Guthridge, M., & Giummarra, M. J. (2021). The taxonomy of empathy: A meta-definition and the nine dimensions of the empathic system. Journal of Humanistic Psychology. https://journals.sagepub.com/doi/10.1177/00221678211018015
Background & Theory
There is a lot of confusion surrounding the word empathy. The diverse many meanings of the word results in descriptions of a highly heterogeneous collection of related phenomena which has caused confusion as to what the true definition of empathy is.
Researchers Michaela Guthridge and Melita J. Giumarra in the article “The Taxonomy of Empathy: A Meta-Definition and the Nine Dimensions of the Empathic System” seek to answer the following question:
- What is the meta-definition of the word empathy?
For the research, inductive conceptual context analysis of existing definitions of empathy was used to distil the common high order and the lower order components of the word empathy that have been defined in literature. The word empathy was coined in the year 1908, but texts that were chosen for the research were from the years 1980 up until the year 2019 due to the researchers seeking to synthesize and analyse contemporary definitions. 506 publications were chosen for the research, 11 books and 495 peer-reviewed articles. For the analysis of the word, context analysis was chosen, concept was chosen, then words or phrases related to the concept were quantified to determine presence. After this was concluded, 146 definitions of the word were found.
It was determined that within the term, there are nine overarching dimensions that were identified from the 146 definitions that were analyzed in the research. These nine dimensions are the following:
- Empathy as a catalyst
- Affective state
- Cognitive state
- Involving others and self
- Leading to a behavior
- Occurring in a specific context
From this, the meta-definition that was found is: Empathy is the ability to experience affective and cognitive states of another person, while maintaining a distinct self in order to understand the other. The following following process used for this definition is: Empathy is the ability [FUNCTION] to experience [PROCESS] affective [AFFECT] and cognitive states [COGNITIVE] of another person, while maintaining a distinct self [SELF-OTHER] in order to understand [OUTCOME] the other [SELF-OTHER].

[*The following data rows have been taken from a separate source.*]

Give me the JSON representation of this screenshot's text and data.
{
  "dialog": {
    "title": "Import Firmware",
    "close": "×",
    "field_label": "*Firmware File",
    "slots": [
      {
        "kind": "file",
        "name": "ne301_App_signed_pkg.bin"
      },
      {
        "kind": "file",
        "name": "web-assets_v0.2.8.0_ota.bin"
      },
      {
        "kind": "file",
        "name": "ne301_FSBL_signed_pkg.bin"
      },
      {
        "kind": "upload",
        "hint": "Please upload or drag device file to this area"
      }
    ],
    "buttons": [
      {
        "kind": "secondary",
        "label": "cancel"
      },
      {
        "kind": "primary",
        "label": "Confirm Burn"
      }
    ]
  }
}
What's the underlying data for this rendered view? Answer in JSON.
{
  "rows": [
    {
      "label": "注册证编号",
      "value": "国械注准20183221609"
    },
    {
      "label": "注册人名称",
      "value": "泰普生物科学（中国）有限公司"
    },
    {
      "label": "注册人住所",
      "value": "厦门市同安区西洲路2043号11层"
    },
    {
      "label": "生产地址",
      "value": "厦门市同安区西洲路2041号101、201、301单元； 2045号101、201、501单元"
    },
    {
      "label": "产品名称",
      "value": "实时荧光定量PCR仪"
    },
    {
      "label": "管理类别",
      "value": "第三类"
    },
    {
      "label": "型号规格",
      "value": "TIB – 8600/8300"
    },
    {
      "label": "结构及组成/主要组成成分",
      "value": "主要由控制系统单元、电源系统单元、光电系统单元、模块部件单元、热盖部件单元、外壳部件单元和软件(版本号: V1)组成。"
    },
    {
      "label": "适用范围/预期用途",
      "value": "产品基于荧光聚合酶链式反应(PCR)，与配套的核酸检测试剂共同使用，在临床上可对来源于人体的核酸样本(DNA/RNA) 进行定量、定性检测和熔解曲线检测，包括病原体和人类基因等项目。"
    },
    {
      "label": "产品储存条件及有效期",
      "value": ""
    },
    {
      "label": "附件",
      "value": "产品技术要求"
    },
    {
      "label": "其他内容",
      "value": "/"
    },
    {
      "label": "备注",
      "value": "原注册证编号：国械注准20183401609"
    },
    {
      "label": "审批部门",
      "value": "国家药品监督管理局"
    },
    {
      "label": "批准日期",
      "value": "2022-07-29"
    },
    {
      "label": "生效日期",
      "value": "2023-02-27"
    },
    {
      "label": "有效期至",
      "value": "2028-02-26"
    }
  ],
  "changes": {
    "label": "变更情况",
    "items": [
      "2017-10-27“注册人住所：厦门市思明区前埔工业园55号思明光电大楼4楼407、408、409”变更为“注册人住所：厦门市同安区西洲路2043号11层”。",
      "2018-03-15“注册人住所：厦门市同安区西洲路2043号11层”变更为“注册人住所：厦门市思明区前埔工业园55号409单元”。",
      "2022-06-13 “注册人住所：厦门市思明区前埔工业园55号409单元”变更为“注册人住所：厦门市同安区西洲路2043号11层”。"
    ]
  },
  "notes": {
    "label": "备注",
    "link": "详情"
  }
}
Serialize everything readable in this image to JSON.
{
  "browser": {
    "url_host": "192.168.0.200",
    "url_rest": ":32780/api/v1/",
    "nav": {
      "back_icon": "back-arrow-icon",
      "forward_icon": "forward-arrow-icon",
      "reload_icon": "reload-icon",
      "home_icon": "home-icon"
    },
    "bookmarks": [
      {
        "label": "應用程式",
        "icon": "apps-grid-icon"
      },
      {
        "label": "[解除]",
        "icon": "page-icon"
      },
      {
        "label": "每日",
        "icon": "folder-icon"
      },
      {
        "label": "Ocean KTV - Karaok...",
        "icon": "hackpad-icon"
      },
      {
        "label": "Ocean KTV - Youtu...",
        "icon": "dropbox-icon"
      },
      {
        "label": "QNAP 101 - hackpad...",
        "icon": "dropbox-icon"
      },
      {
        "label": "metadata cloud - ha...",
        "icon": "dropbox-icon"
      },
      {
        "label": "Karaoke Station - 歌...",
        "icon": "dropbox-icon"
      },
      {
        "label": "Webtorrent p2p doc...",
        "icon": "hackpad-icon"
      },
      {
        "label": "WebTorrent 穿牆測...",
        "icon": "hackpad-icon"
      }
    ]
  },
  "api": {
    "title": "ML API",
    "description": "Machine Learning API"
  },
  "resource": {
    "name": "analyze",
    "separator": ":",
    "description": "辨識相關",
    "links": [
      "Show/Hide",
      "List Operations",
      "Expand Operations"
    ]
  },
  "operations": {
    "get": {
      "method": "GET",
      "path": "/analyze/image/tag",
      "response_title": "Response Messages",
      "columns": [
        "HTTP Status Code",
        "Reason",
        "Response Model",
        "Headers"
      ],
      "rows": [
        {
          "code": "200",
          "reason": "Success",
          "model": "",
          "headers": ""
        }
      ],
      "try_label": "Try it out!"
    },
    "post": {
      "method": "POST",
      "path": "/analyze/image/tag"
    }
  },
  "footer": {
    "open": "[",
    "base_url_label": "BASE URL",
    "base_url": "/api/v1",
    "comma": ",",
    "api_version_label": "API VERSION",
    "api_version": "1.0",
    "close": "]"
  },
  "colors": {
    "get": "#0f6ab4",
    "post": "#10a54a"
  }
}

This definition as very similar to one by Decety and Lamm (2006, p. 1146) which stated: Empathy is the ability to experience and understand what others feel without confusion between oneself and others.
It is important to note that this research excluded publications of empathy based on temporal limitations and some of formative definitions and philosophical discussions about empathy “feeling into”. These could have provided important context that is relevant to the “contemporary” definition. Due to this, the researchers call for further research to determine whether or not the constructed definition transcends cultures. This meta-definition does not specifically account for benevolent or malevolent manifestations nor was it found that prosocial or antisocial intentions or outcomes were definitive terms that arose.
What This Means
- Empathy is a polysemantic term that has multiple meanings and that can be defined both broadly and with depth.
- Putting empathy in subcategories of cognitive and affective will always be necessary from the field of psychology.
- Empathy is multidimensional.
For consultants: Due to the many different definitions that people use for empathy, it is not only important to understand the true meaning, but when in conflict consulting and mediating, it is important to make sure that everyone is on the same page about what true empathy is. This clears up inevitable confusion that could occur as well as sets up an expectation for proper communication for all parties.
For everyone: Words will sometimes be misused and lose their meaning as time goes on. With complex cognitive and affective words, meaning within all the different translations and denominations can be interpreted differently.